Actress: ‘Macho’ persecution followed ‘El Chapo’ meeting
MIAMI (AP) — Mexican actress Kate del Castillo said Monday that her involvement in actor Sean Penn’s interview with drug lord Joaquin “El Chapo” Guzman has cost her acting jobs and a “macho” Mexican government is persecuting her only because she’s a woman.
Del Castillo had to shoot her upcoming Netflix series “Ingobernable” — or “Ungovernable” — in the United States because she fears she’ll be detained if she returns to Mexico. The actress still faces government accusations of obstruction of justice and money laundering related to the 2015 meeting with the Sinaloa cartel leader, who was on the run after his second escape from a Mexican prison.
In an interview with The Associated Press, del Castillo said she’s grateful to Netflix for standing by her.
“It’s not been a good year,” she said. “I couldn’t work because people didn’t want me, because they were afraid.”
Del Castillo will release a campaign Tuesday with People for the Ethical Treatment of Animals, calling on Miami Seaquarium to release its orca named Lolita into a coastal sanctuary. In videos produced by PETA in English and Spanish, del Castillo urges people to boycott marine parks.
She starred in a similar campaign for PETALatino last year criticizing SeaWorld’s treatment of its orcas. In Mexico, the actress also lobbied with PETA to ban bullfighting and circus animals.
In an interview at a Miami hotel, del Castillo said she hoped Seaquarium and SeaWorld parks would soon follow the iconic Ringling Brothers and Barnum & Bailey Circus in closing for good. Feld Entertainment will close its circus permanently in May because of falling ticket sales, high operating costs and changing public tastes in entertainment amid prolonged battles with animal rights groups.

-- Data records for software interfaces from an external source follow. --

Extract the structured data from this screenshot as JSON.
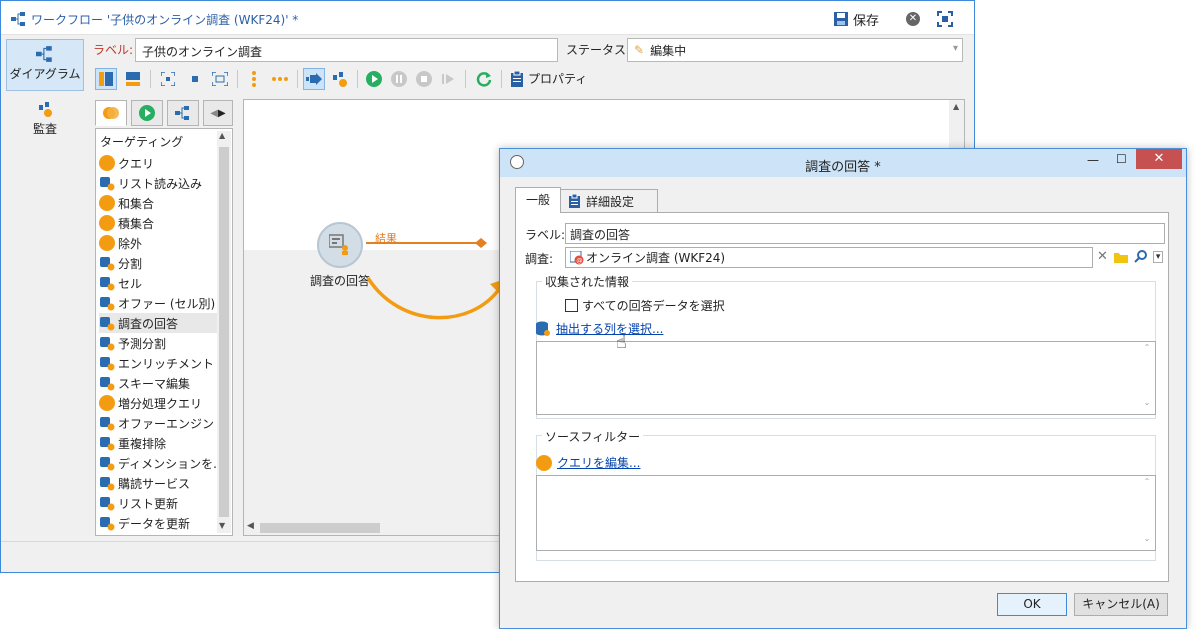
{
  "main_window": {
    "title": "ワークフロー '子供のオンライン調査 (WKF24)' *",
    "save_label": "保存",
    "nav": {
      "diagram": "ダイアグラム",
      "monitoring": "監査"
    },
    "label_caption": "ラベル:",
    "label_value": "子供のオンライン調査",
    "status_caption": "ステータス:",
    "status_value": "編集中",
    "properties_label": "プロパティ"
  },
  "palette": {
    "header": "ターゲティング",
    "items": [
      {
        "label": "クエリ",
        "icon": "query-icon"
      },
      {
        "label": "リスト読み込み",
        "icon": "list-load-icon"
      },
      {
        "label": "和集合",
        "icon": "union-icon"
      },
      {
        "label": "積集合",
        "icon": "intersection-icon"
      },
      {
        "label": "除外",
        "icon": "exclusion-icon"
      },
      {
        "label": "分割",
        "icon": "split-icon"
      },
      {
        "label": "セル",
        "icon": "cell-icon"
      },
      {
        "label": "オファー (セル別)",
        "icon": "offer-cell-icon"
      },
      {
        "label": "調査の回答",
        "icon": "survey-answers-icon"
      },
      {
        "label": "予測分割",
        "icon": "predictive-split-icon"
      },
      {
        "label": "エンリッチメント",
        "icon": "enrichment-icon"
      },
      {
        "label": "スキーマ編集",
        "icon": "schema-edit-icon"
      },
      {
        "label": "増分処理クエリ",
        "icon": "incremental-query-icon"
      },
      {
        "label": "オファーエンジン",
        "icon": "offer-engine-icon"
      },
      {
        "label": "重複排除",
        "icon": "deduplication-icon"
      },
      {
        "label": "ディメンションを...",
        "icon": "dimension-icon"
      },
      {
        "label": "購読サービス",
        "icon": "subscription-icon"
      },
      {
        "label": "リスト更新",
        "icon": "list-update-icon"
      },
      {
        "label": "データを更新",
        "icon": "data-update-icon"
      }
    ],
    "selected_index": 8
  },
  "canvas": {
    "activity_label": "調査の回答",
    "transition_label": "結果"
  },
  "dialog": {
    "title": "調査の回答 *",
    "tabs": [
      "一般",
      "詳細設定"
    ],
    "label_caption": "ラベル:",
    "label_value": "調査の回答",
    "survey_caption": "調査:",
    "survey_value": "オンライン調査 (WKF24)",
    "collected_group": "収集された情報",
    "select_all_label": "すべての回答データを選択",
    "select_all_checked": false,
    "select_columns_link": "抽出する列を選択...",
    "source_filter_group": "ソースフィルター",
    "edit_query_link": "クエリを編集...",
    "ok_label": "OK",
    "cancel_label": "キャンセル(A)"
  },
  "colors": {
    "accent": "#3c8ad9",
    "orange": "#f39c12",
    "green": "#27ae60",
    "link": "#0645ad",
    "close_red": "#c75050"
  }
}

Del Castillo said her activism has made her somewhat regret acting in the 1996 Mexican telenovela “Azul,” which also starred Keiko, the orca made famous in the film “Free Willy.” The orca was released into the wild in 1998 and died in 2003.
“I could have done more,” del Castillo said.
Now living in Los Angeles, de Castillo said she won’t let her exile from Mexico dampen her activism, though she does worry about her parents’ security in Mexico. Del Castillo laughed at the irony of starring in “Ingobernable” as the first lady of Mexico (“The timing is no bueno for me,” she said), and she cautioned her fans and critics to remember the political series is fictional.
“I’ve done nothing wrong. Probably it was a little too risky. You can like it or not, but it’s nothing illegal,” she said. “Why am I the only one who is being persecuted? Because I’m a woman. If I was a man, this would never have happened. I get it, especially in Mexico — we’re very macho.”
Guzman was recaptured in January 2016 and is fighting extradition to the U.S., where he faces drug trafficking and other charges. Del Castillo said she still plans to make a movie about him once her legal dispute with Mexico’s government has ended.
At roughly 52 years old, Lolita is the oldest orca living in captivity, and the only one in the U.S. to live outside a SeaWorld park. PETA and other animal rights groups have for years sought to have Lolita released into a protected marine pen in Puget Sound waters, where the female orca was legally captured in 1970.
The Jan. 6 death of Tilikum, the SeaWorld orca that killed a trainer in 2010 and was later profiled in a documentary that helped sway popular opinion against keeping killer whales in captivity, makes Lolita’s plight more poignant, said Jared Goodman, PETA’s director of animal law.
“She can have a happier ending than Tilikum did, dying alone in his tank,” Goodman said.
Messages left Monday for Seaquarium officials were not immediately returned.